The Christian faith is quite different:
The Christ Child lay on Mary’s breast,
His hair was like a star.
(O stern and cunning are the kings,
But here the true hearts are.)
True hearts! Who even talks about such things anymore? Even in the Church? We have gone back to an ancient pre-Christian refrain: What is truth? And what are hearts, for that matter? Give us psychology, Prozac, and neuroscience. Above all, let us “take charge of our own lives.” We know what we want.
The Christ Child lay on Mary’s heart,
His hair was like a fire.
(O weary, weary is the world,
But here the world’s desire.)
Many Christians profess this belief, but how many are willing to practice it? St. Thomas More is reported to have said to his judges after they sentenced him to death, “I verily trust, and shall therefore right heartily pray, that though your lordships have now here in earth been judges to my condemnation, we may yet hereafter in heaven merrily all meet together, to our everlasting salvation.” Any man who can think about future merriment and hope for his executioners’ salvation in the shadow of the guillotine can truly claim the name Christian. He knows what the world desires, whether the world knows it or not.
The faith is such an odd turning of everything we might have expected upside-down, bringing down the high, raising the lowly, that it remains hard to take in, even after years of familiarity. Yet it draws the attention of the whole Creation:
The Christ-child stood at Mary’s knee
His hair was like a crown,
And all the flowers looked up at Him,
And all the stars looked down.

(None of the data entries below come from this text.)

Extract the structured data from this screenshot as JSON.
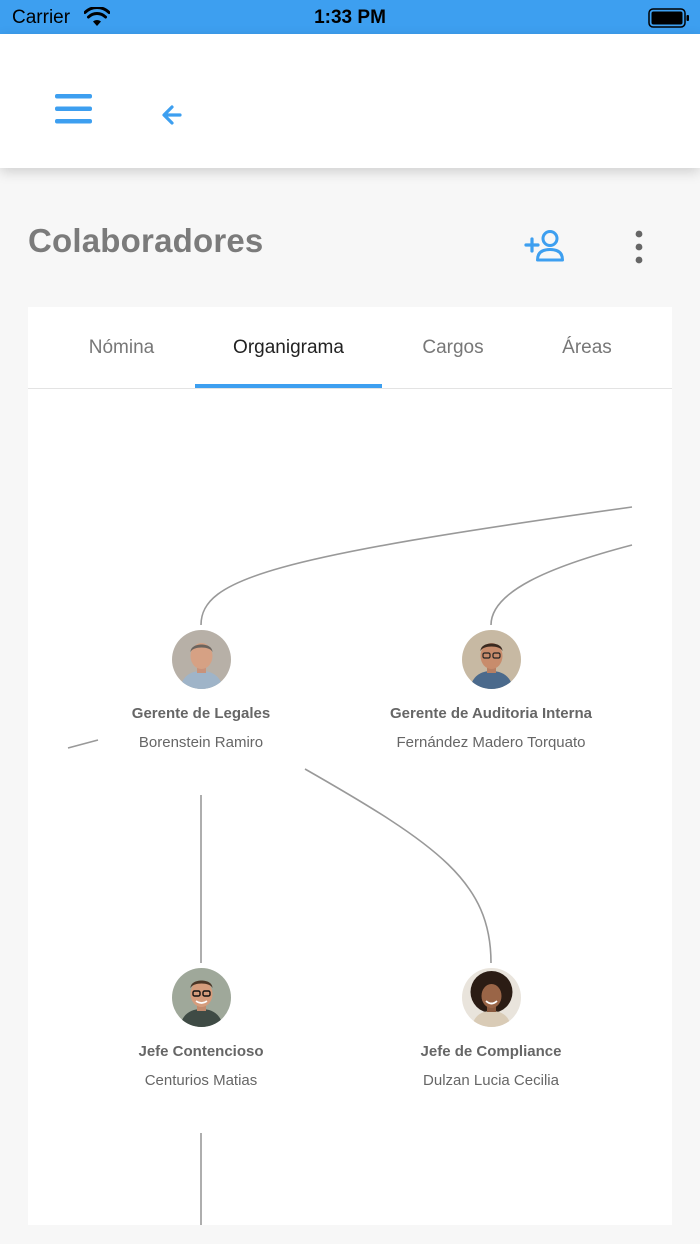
{
  "status_bar": {
    "carrier": "Carrier",
    "time": "1:33 PM"
  },
  "page": {
    "title": "Colaboradores"
  },
  "tabs": [
    {
      "label": "Nómina"
    },
    {
      "label": "Organigrama"
    },
    {
      "label": "Cargos"
    },
    {
      "label": "Áreas"
    }
  ],
  "active_tab": "Organigrama",
  "colors": {
    "accent": "#3d9ff0",
    "title": "#7b7b7b",
    "line": "#999999"
  },
  "org_chart": {
    "nodes": [
      {
        "role": "Gerente de Legales",
        "name": "Borenstein Ramiro"
      },
      {
        "role": "Gerente de Auditoria Interna",
        "name": "Fernández Madero Torquato"
      },
      {
        "role": "Jefe Contencioso",
        "name": "Centurios Matias"
      },
      {
        "role": "Jefe de Compliance",
        "name": "Dulzan Lucia Cecilia"
      }
    ]
  }
}
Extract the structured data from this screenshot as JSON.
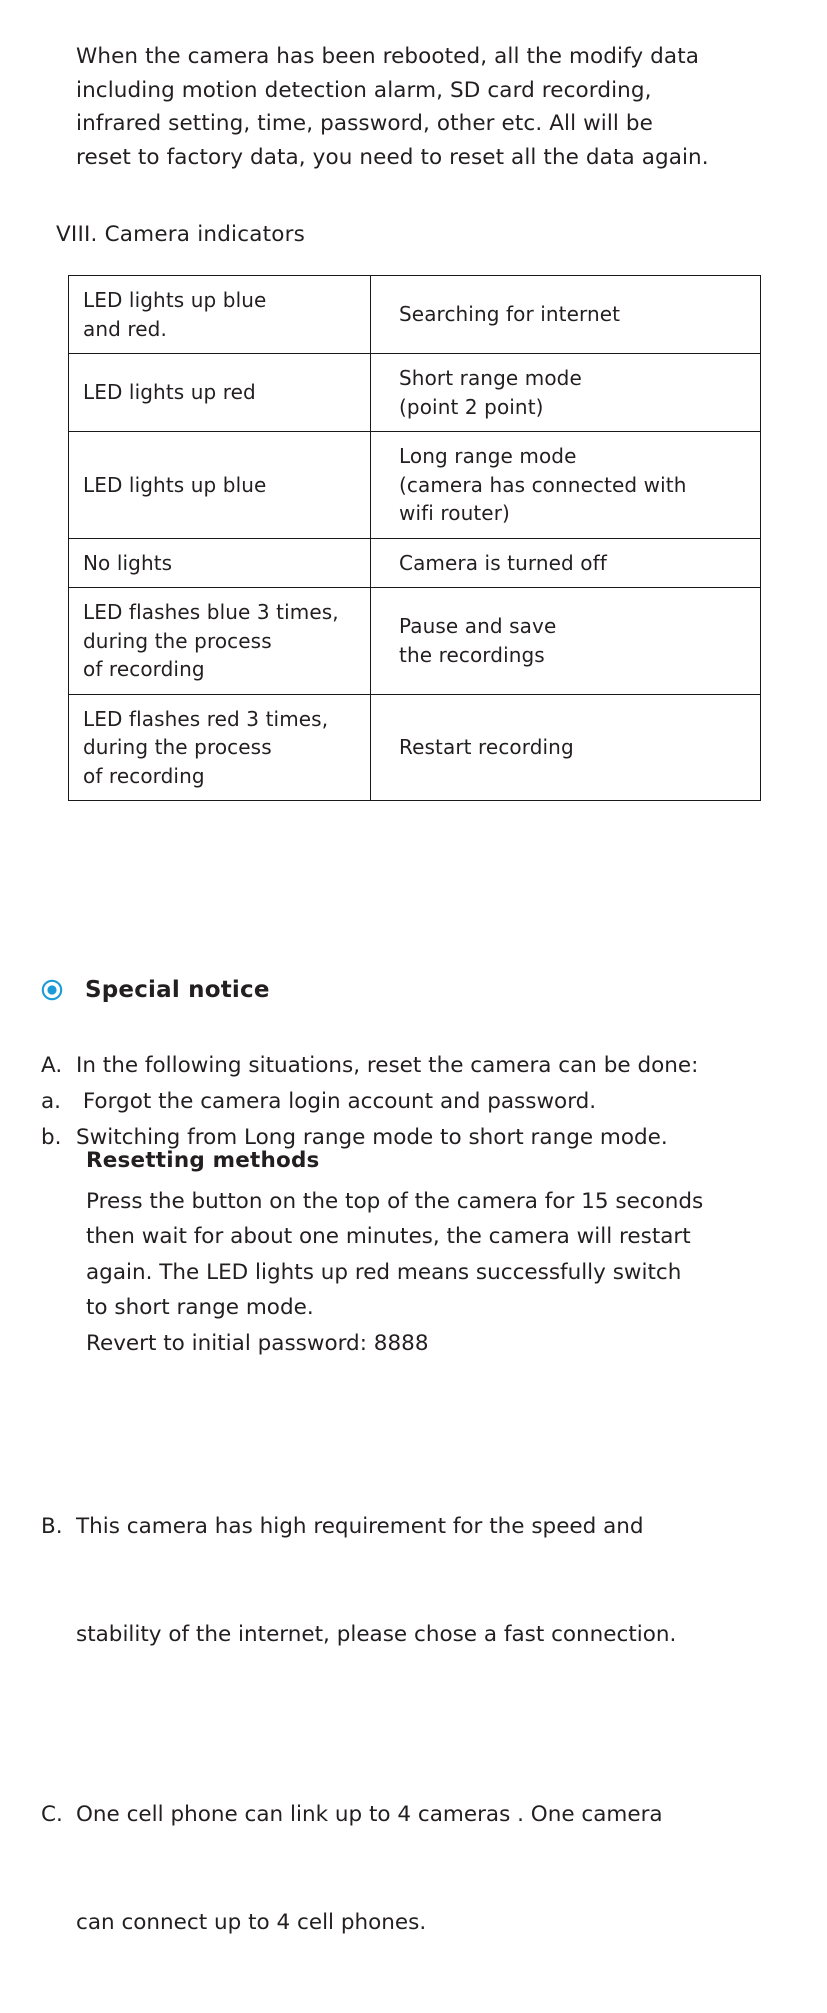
{
  "intro_paragraph": {
    "lines": [
      "When the camera has been rebooted, all the modify data",
      "including motion detection alarm, SD card recording,",
      "infrared setting, time, password, other etc. All will be",
      "reset to factory data, you need to reset all the data again."
    ]
  },
  "section": {
    "heading": "ⅤIII. Camera indicators"
  },
  "indicator_table": {
    "rows": [
      {
        "state": [
          "LED lights up blue",
          "and red."
        ],
        "meaning": [
          "Searching for internet"
        ]
      },
      {
        "state": [
          "LED lights up red"
        ],
        "meaning": [
          "Short range mode",
          "(point 2 point)"
        ]
      },
      {
        "state": [
          "LED lights up blue"
        ],
        "meaning": [
          "Long range mode",
          "(camera has connected with",
          "wifi router)"
        ]
      },
      {
        "state": [
          "No lights"
        ],
        "meaning": [
          "Camera is turned off"
        ]
      },
      {
        "state": [
          "LED flashes blue 3 times,",
          "during the process",
          "of recording"
        ],
        "meaning": [
          "Pause and save",
          "the recordings"
        ]
      },
      {
        "state": [
          "LED flashes red 3 times,",
          "during the process",
          "of recording"
        ],
        "meaning": [
          "Restart recording"
        ]
      }
    ]
  },
  "special_notice": {
    "icon": "radio-dot-icon",
    "title": "Special notice",
    "accent_color": "#1b9bd8"
  },
  "notice_list_top": [
    {
      "marker": "A.",
      "text": "In the following situations, reset the camera can be done:"
    },
    {
      "marker": "a.",
      "text": " Forgot the camera login account and password."
    },
    {
      "marker": "b.",
      "text": "Switching from Long range mode to short range mode."
    }
  ],
  "resetting_methods": {
    "heading": "Resetting methods",
    "lines": [
      "Press the button on the top of the camera for 15 seconds",
      "then wait for about one minutes, the camera will restart",
      "again. The LED lights up red means successfully switch",
      "to short range mode.",
      "Revert to initial password: 8888"
    ]
  },
  "notice_list_bottom": [
    {
      "marker": "B.",
      "lines": [
        "This camera has high requirement for the speed and",
        "stability of the internet, please chose a fast connection."
      ]
    },
    {
      "marker": "C.",
      "lines": [
        "One cell phone can link up to 4 cameras . One camera",
        "can connect up to 4 cell phones."
      ]
    }
  ]
}
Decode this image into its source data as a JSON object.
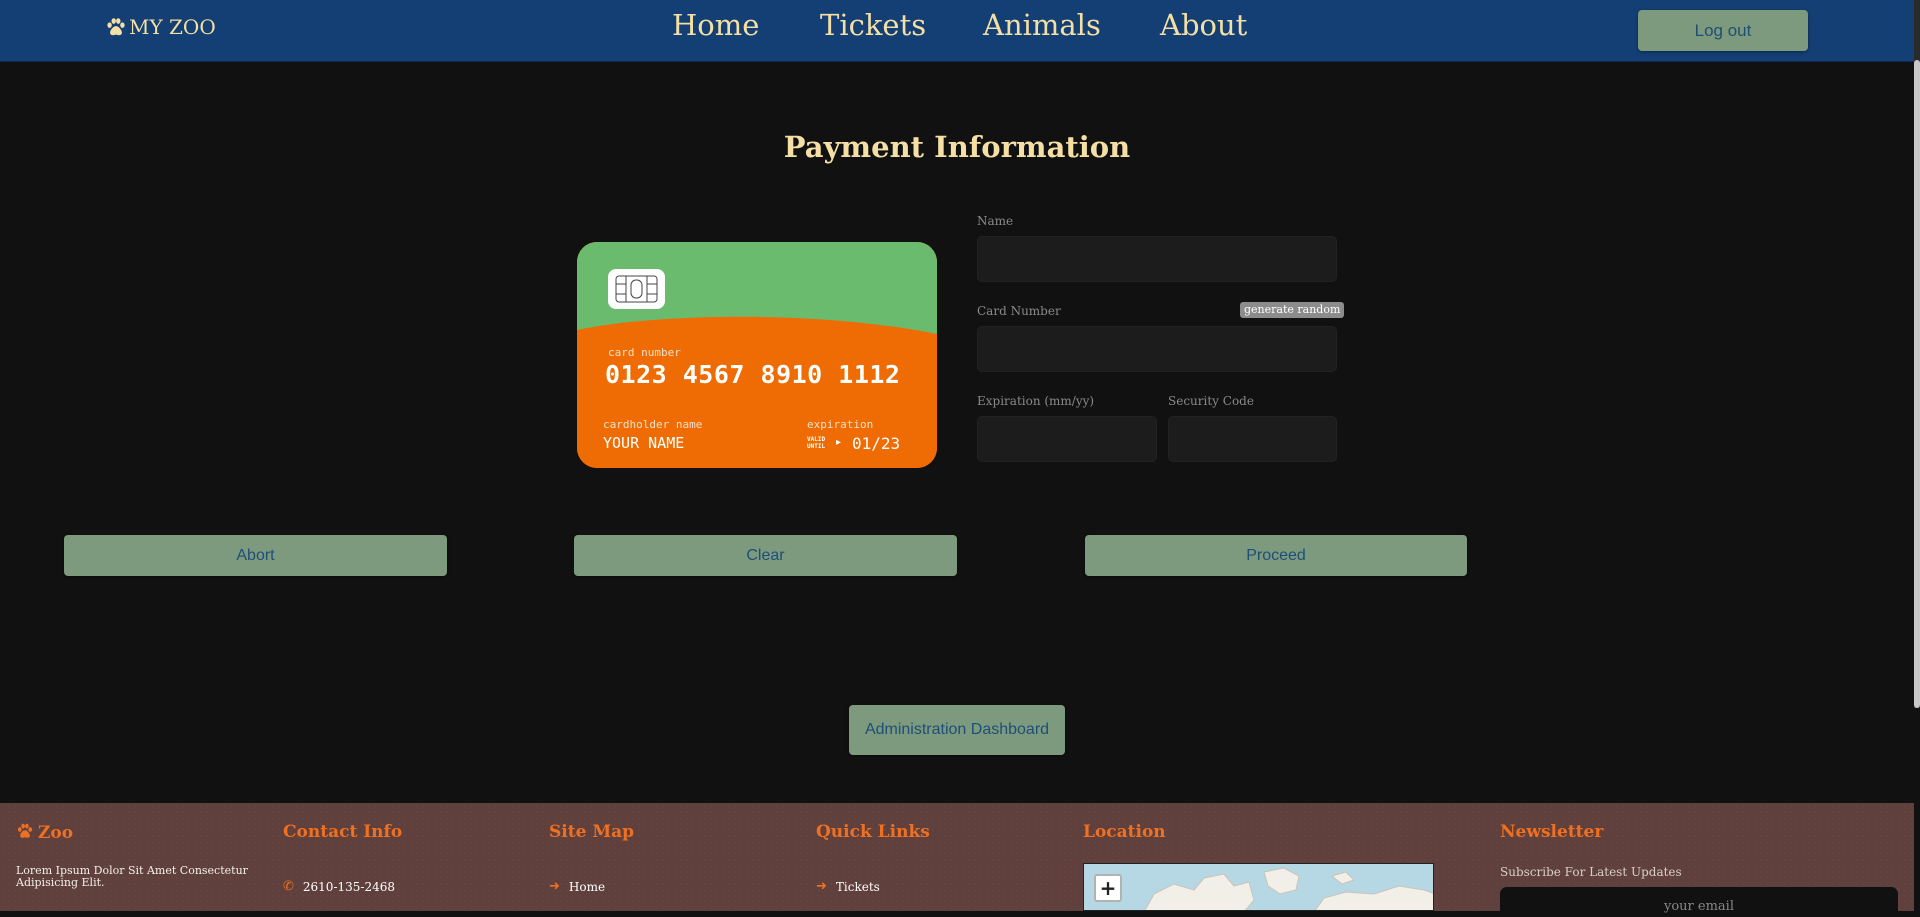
{
  "nav": {
    "brand": "MY ZOO",
    "links": [
      "Home",
      "Tickets",
      "Animals",
      "About"
    ],
    "logout": "Log out"
  },
  "page": {
    "title": "Payment Information"
  },
  "card": {
    "number_label": "card number",
    "number": "0123 4567 8910 1112",
    "holder_label": "cardholder name",
    "holder_name": "YOUR NAME",
    "expiration_label": "expiration",
    "valid_until": "VALID\nUNTIL",
    "expiration": "01/23",
    "colors": {
      "top": "#6abb6e",
      "bottom": "#ee6c03"
    }
  },
  "form": {
    "name_label": "Name",
    "card_number_label": "Card Number",
    "generate_random": "generate random",
    "expiration_label": "Expiration (mm/yy)",
    "security_code_label": "Security Code"
  },
  "actions": {
    "abort": "Abort",
    "clear": "Clear",
    "proceed": "Proceed",
    "admin_dashboard": "Administration Dashboard"
  },
  "footer": {
    "brand": "Zoo",
    "about": "Lorem Ipsum Dolor Sit Amet Consectetur Adipisicing Elit.",
    "contact_heading": "Contact Info",
    "phone": "2610-135-2468",
    "sitemap_heading": "Site Map",
    "sitemap_first": "Home",
    "quicklinks_heading": "Quick Links",
    "quicklinks_first": "Tickets",
    "location_heading": "Location",
    "map_zoom_in": "+",
    "newsletter_heading": "Newsletter",
    "newsletter_sub": "Subscribe For Latest Updates",
    "newsletter_placeholder": "your email"
  },
  "colors": {
    "nav_bg": "#133f74",
    "accent_text": "#f4dfa4",
    "button_bg": "#7d9a7f",
    "button_text": "#1d4f77",
    "footer_bg": "#5f403d",
    "footer_accent": "#f07021"
  }
}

If you can find a recording of this poem of Chesterton’s with the English composer Enid Richards’s lovely music, it may provide an oasis of sanity in the holiday onslaught to come. Even more, if you can find the sheet music (it’s in the Oxford Book of Carols) and some friends or family to sit around the piano and sing it together, you may actually discover why the Christ-child came in the first place. I hope you do. Merry Christmas!